We returned several hours later to a striking sight. One of the pill bottles was about a third full of gas. The other had no gas in it at all. The alligator clip in that second bottle, however, was covered with a rust-colored film, and the water in the bottom inch or so of the CD case was the same rust color.
We immediately knew we had a lot to talk about. First, we had to consider why we were collecting gas in only one of the pill bottles. We were all taught that water is hydrogen and oxygen, and if we were breaking it apart, we needed to know why we were getting only one of the expected products.
What the textbooks don’t tell you is that it’s hard to actually produce the oxygen that theory calls for. That oxygen will tend instead to combine with most of the metals you might use for the wires. We weren’t sure what the alligator clips we made of, but whatever it was was reacting strongly with the oxygen that the reaction was supposed to be generating.
Second, we had to consider the identity of the gas we were collecting. How were we to convince ourselves that it was any different than the air we breath? We removed the pill bottle, and inserted a lighted match. We got a significant, though not violent, little “pop” as the hydrogen ignited: Nothing like that would happen if you stuck a match into a tube full of air.
We still wanted to see, however, whether we could get any oxygen. So we re-started the experiment with a different sort of wire. I knew that copper wire would react with the oxygen as well, but we hoped that, even if the oxidation of copper would use up some of the gas, some would nevertheless collect in the tube.

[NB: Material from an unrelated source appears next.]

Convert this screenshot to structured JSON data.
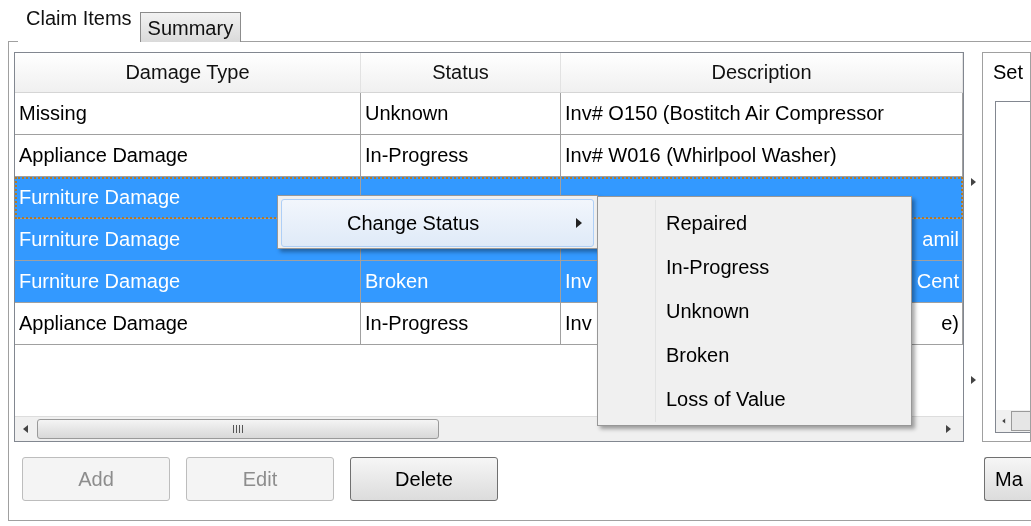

We were wrong. The hydrogen in this second experiment collected much more quickly than it did in the first experiment, but we still got no oxygen. What we did get was a layer of bright, aquamarine-colored dust suspended in the bottom quarter of the CD case. The color was stunningly different from the first color we got, and the reaction was so strong that the stripped end of the copper wire fell off and sunk to the bottom of the tank, stopping the electrolysis. We re-stripped the end of the wire twice, and found each stripped end at the bottom of the tank after only a few hours. When we removed the pill bottles from the water, and ignited the gas that we had collected in the one bottle, we got the same stunning little “pop” we had gotten the first time.
So the four of us talked about the results: Abner, Benaja, Robert, and I. We talked about the lack of oxygen, about the vigor of the hydrogen production, about how that production was tied to the availability of a metal on the end of the other wire to react with oxygen. More generally, we talked about how different it felt to see the reaction that they had only heard about. The conversation was wide-ranging.
But the most striking comment came from Abner, one of the school’s founding principals. He talked about how electrical appliances work when you plug them in. They each have a particular structure that is designed so that electricity can make them do their thing. He pointed out that seeing the electrolysis showed him, in a way he had never imagined, that water too must have a structure all its own. “Even water,” he concluded, “is not just simple stuff.”
It was the kind of statement that one could write down on a blackboard or into a book. And kids could learn to mouth those words. But Abner’s deducing as much from a partly dysfunctional experiment that he helped to undertake gave him a sense of the truth and an interest in it that no mere words or pictures could have offered.